--- The input ---
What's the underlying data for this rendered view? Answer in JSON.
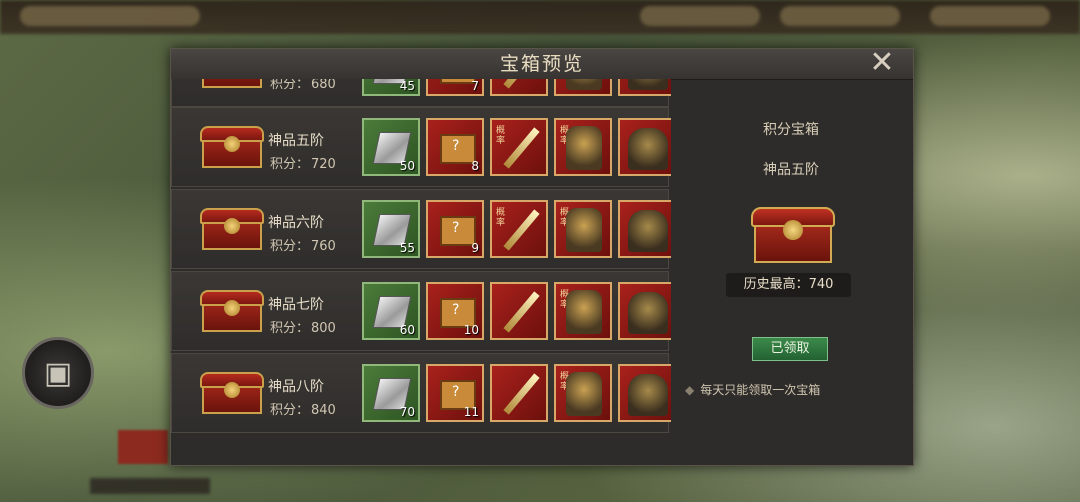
{
  "dialog": {
    "title": "宝箱预览",
    "close_icon": "close-icon"
  },
  "rows": [
    {
      "tier": "",
      "score_label": "积分：",
      "score": "680",
      "silver_qty": "45",
      "box_qty": "7"
    },
    {
      "tier": "神品五阶",
      "score_label": "积分：",
      "score": "720",
      "silver_qty": "50",
      "box_qty": "8"
    },
    {
      "tier": "神品六阶",
      "score_label": "积分：",
      "score": "760",
      "silver_qty": "55",
      "box_qty": "9"
    },
    {
      "tier": "神品七阶",
      "score_label": "积分：",
      "score": "800",
      "silver_qty": "60",
      "box_qty": "10"
    },
    {
      "tier": "神品八阶",
      "score_label": "积分：",
      "score": "840",
      "silver_qty": "70",
      "box_qty": "11"
    }
  ],
  "item_tag": "概率",
  "detail": {
    "title": "积分宝箱",
    "tier": "神品五阶",
    "record_label": "历史最高：",
    "record_value": "740",
    "claim_button": "已领取",
    "note": "每天只能领取一次宝箱"
  }
}
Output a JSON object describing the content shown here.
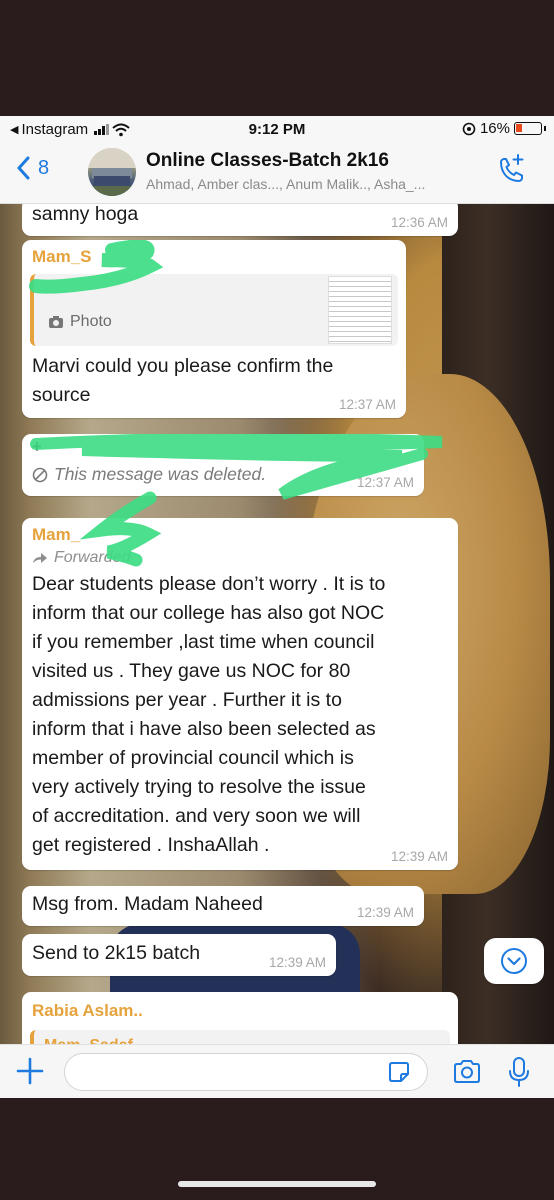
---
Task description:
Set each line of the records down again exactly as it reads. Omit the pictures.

Answer for this exercise:
What's the underlying data for this rendered view? Answer in JSON.
{
  "dialog": {
    "title": "宝箱预览",
    "close_icon": "close-icon"
  },
  "rows": [
    {
      "tier": "",
      "score_label": "积分：",
      "score": "680",
      "silver_qty": "45",
      "box_qty": "7"
    },
    {
      "tier": "神品五阶",
      "score_label": "积分：",
      "score": "720",
      "silver_qty": "50",
      "box_qty": "8"
    },
    {
      "tier": "神品六阶",
      "score_label": "积分：",
      "score": "760",
      "silver_qty": "55",
      "box_qty": "9"
    },
    {
      "tier": "神品七阶",
      "score_label": "积分：",
      "score": "800",
      "silver_qty": "60",
      "box_qty": "10"
    },
    {
      "tier": "神品八阶",
      "score_label": "积分：",
      "score": "840",
      "silver_qty": "70",
      "box_qty": "11"
    }
  ],
  "item_tag": "概率",
  "detail": {
    "title": "积分宝箱",
    "tier": "神品五阶",
    "record_label": "历史最高：",
    "record_value": "740",
    "claim_button": "已领取",
    "note": "每天只能领取一次宝箱"
  }
}
Output a JSON object describing the content shown here.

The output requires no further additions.